• Work request
Once the records have been read, set every one down as it stands.

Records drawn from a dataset
-- -- --

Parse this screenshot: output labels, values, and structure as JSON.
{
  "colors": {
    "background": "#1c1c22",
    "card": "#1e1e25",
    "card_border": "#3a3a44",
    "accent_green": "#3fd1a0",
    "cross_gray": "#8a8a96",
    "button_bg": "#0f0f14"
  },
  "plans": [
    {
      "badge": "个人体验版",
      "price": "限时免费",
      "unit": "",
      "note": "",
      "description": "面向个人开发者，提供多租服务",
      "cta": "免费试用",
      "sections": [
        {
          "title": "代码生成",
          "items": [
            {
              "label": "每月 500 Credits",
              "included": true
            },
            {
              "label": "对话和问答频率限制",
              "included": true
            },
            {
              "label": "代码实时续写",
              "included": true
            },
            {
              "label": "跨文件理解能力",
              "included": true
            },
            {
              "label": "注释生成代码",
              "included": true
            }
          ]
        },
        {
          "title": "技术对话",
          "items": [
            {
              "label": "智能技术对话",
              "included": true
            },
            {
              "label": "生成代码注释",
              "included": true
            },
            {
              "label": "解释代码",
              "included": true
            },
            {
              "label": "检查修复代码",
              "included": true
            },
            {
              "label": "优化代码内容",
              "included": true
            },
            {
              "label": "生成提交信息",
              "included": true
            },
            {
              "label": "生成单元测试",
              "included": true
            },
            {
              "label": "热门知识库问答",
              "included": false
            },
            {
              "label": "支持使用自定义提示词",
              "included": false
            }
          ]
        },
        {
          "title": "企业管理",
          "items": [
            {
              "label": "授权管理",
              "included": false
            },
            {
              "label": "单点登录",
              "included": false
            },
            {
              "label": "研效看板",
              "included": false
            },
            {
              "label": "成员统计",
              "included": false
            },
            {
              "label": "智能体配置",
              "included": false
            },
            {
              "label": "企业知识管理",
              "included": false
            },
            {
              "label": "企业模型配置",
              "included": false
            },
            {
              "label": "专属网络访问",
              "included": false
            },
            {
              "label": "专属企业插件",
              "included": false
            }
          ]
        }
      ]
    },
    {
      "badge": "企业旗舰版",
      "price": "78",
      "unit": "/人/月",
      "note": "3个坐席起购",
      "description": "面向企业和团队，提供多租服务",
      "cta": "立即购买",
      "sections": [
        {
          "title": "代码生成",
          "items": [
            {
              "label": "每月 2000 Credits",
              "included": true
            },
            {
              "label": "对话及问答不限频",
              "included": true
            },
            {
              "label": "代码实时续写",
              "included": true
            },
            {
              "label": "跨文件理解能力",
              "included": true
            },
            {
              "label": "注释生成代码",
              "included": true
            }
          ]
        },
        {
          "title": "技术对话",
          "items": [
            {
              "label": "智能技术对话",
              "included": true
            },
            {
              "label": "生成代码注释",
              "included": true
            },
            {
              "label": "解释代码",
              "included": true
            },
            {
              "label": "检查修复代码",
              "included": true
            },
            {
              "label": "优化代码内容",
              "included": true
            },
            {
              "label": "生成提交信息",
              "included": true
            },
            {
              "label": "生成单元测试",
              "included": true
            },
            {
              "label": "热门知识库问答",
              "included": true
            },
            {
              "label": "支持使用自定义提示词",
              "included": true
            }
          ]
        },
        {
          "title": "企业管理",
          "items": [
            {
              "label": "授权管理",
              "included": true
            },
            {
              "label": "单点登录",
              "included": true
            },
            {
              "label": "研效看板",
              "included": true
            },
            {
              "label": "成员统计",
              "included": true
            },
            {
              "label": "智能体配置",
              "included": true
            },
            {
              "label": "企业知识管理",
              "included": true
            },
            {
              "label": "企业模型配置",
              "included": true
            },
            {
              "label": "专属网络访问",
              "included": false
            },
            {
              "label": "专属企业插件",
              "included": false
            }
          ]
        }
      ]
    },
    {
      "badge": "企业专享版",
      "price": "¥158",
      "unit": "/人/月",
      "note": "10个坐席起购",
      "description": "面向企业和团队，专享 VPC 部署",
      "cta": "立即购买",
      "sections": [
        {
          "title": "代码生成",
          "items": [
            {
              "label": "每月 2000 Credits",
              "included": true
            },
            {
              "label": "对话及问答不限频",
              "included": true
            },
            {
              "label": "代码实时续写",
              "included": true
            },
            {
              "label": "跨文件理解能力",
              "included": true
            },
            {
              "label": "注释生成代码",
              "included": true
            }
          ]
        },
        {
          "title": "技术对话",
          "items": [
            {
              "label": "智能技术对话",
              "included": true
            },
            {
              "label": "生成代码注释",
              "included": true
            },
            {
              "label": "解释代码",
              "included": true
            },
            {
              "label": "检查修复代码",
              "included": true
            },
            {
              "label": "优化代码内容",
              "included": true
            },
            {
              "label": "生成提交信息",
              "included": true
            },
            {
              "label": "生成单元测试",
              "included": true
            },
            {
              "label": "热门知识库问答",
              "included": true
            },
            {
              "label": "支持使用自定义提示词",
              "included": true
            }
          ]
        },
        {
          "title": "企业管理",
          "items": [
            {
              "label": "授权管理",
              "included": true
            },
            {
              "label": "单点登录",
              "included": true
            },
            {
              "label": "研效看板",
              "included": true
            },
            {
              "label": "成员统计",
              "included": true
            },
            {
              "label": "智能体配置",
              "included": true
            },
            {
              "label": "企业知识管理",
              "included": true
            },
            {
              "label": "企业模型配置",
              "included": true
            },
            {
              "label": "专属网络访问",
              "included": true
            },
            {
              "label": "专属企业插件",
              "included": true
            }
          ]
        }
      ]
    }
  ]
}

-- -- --

• Your solution
Parse this screenshot: output labels, values, and structure as JSON.
{
  "colors": {
    "background": "#1c1c22",
    "card": "#1e1e25",
    "card_border": "#3a3a44",
    "accent_green": "#3fd1a0",
    "cross_gray": "#8a8a96",
    "button_bg": "#0f0f14"
  },
  "plans": [
    {
      "badge": "个人体验版",
      "price": "限时免费",
      "unit": "",
      "note": "",
      "description": "面向个人开发者，提供多租服务",
      "cta": "免费试用",
      "sections": [
        {
          "title": "代码生成",
          "items": [
            {
              "label": "每月 500 Credits",
              "included": true
            },
            {
              "label": "对话和问答频率限制",
              "included": true
            },
            {
              "label": "代码实时续写",
              "included": true
            },
            {
              "label": "跨文件理解能力",
              "included": true
            },
            {
              "label": "注释生成代码",
              "included": true
            }
          ]
        },
        {
          "title": "技术对话",
          "items": [
            {
              "label": "智能技术对话",
              "included": true
            },
            {
              "label": "生成代码注释",
              "included": true
            },
            {
              "label": "解释代码",
              "included": true
            },
            {
              "label": "检查修复代码",
              "included": true
            },
            {
              "label": "优化代码内容",
              "included": true
            },
            {
              "label": "生成提交信息",
              "included": true
            },
            {
              "label": "生成单元测试",
              "included": true
            },
            {
              "label": "热门知识库问答",
              "included": false
            },
            {
              "label": "支持使用自定义提示词",
              "included": false
            }
          ]
        },
        {
          "title": "企业管理",
          "items": [
            {
              "label": "授权管理",
              "included": false
            },
            {
              "label": "单点登录",
              "included": false
            },
            {
              "label": "研效看板",
              "included": false
            },
            {
              "label": "成员统计",
              "included": false
            },
            {
              "label": "智能体配置",
              "included": false
            },
            {
              "label": "企业知识管理",
              "included": false
            },
            {
              "label": "企业模型配置",
              "included": false
            },
            {
              "label": "专属网络访问",
              "included": false
            },
            {
              "label": "专属企业插件",
              "included": false
            }
          ]
        }
      ]
    },
    {
      "badge": "企业旗舰版",
      "price": "78",
      "unit": "/人/月",
      "note": "3个坐席起购",
      "description": "面向企业和团队，提供多租服务",
      "cta": "立即购买",
      "sections": [
        {
          "title": "代码生成",
          "items": [
            {
              "label": "每月 2000 Credits",
              "included": true
            },
            {
              "label": "对话及问答不限频",
              "included": true
            },
            {
              "label": "代码实时续写",
              "included": true
            },
            {
              "label": "跨文件理解能力",
              "included": true
            },
            {
              "label": "注释生成代码",
              "included": true
            }
          ]
        },
        {
          "title": "技术对话",
          "items": [
            {
              "label": "智能技术对话",
              "included": true
            },
            {
              "label": "生成代码注释",
              "included": true
            },
            {
              "label": "解释代码",
              "included": true
            },
            {
              "label": "检查修复代码",
              "included": true
            },
            {
              "label": "优化代码内容",
              "included": true
            },
            {
              "label": "生成提交信息",
              "included": true
            },
            {
              "label": "生成单元测试",
              "included": true
            },
            {
              "label": "热门知识库问答",
              "included": true
            },
            {
              "label": "支持使用自定义提示词",
              "included": true
            }
          ]
        },
        {
          "title": "企业管理",
          "items": [
            {
              "label": "授权管理",
              "included": true
            },
            {
              "label": "单点登录",
              "included": true
            },
            {
              "label": "研效看板",
              "included": true
            },
            {
              "label": "成员统计",
              "included": true
            },
            {
              "label": "智能体配置",
              "included": true
            },
            {
              "label": "企业知识管理",
              "included": true
            },
            {
              "label": "企业模型配置",
              "included": true
            },
            {
              "label": "专属网络访问",
              "included": false
            },
            {
              "label": "专属企业插件",
              "included": false
            }
          ]
        }
      ]
    },
    {
      "badge": "企业专享版",
      "price": "¥158",
      "unit": "/人/月",
      "note": "10个坐席起购",
      "description": "面向企业和团队，专享 VPC 部署",
      "cta": "立即购买",
      "sections": [
        {
          "title": "代码生成",
          "items": [
            {
              "label": "每月 2000 Credits",
              "included": true
            },
            {
              "label": "对话及问答不限频",
              "included": true
            },
            {
              "label": "代码实时续写",
              "included": true
            },
            {
              "label": "跨文件理解能力",
              "included": true
            },
            {
              "label": "注释生成代码",
              "included": true
            }
          ]
        },
        {
          "title": "技术对话",
          "items": [
            {
              "label": "智能技术对话",
              "included": true
            },
            {
              "label": "生成代码注释",
              "included": true
            },
            {
              "label": "解释代码",
              "included": true
            },
            {
              "label": "检查修复代码",
              "included": true
            },
            {
              "label": "优化代码内容",
              "included": true
            },
            {
              "label": "生成提交信息",
              "included": true
            },
            {
              "label": "生成单元测试",
              "included": true
            },
            {
              "label": "热门知识库问答",
              "included": true
            },
            {
              "label": "支持使用自定义提示词",
              "included": true
            }
          ]
        },
        {
          "title": "企业管理",
          "items": [
            {
              "label": "授权管理",
              "included": true
            },
            {
              "label": "单点登录",
              "included": true
            },
            {
              "label": "研效看板",
              "included": true
            },
            {
              "label": "成员统计",
              "included": true
            },
            {
              "label": "智能体配置",
              "included": true
            },
            {
              "label": "企业知识管理",
              "included": true
            },
            {
              "label": "企业模型配置",
              "included": true
            },
            {
              "label": "专属网络访问",
              "included": true
            },
            {
              "label": "专属企业插件",
              "included": true
            }
          ]
        }
      ]
    }
  ]
}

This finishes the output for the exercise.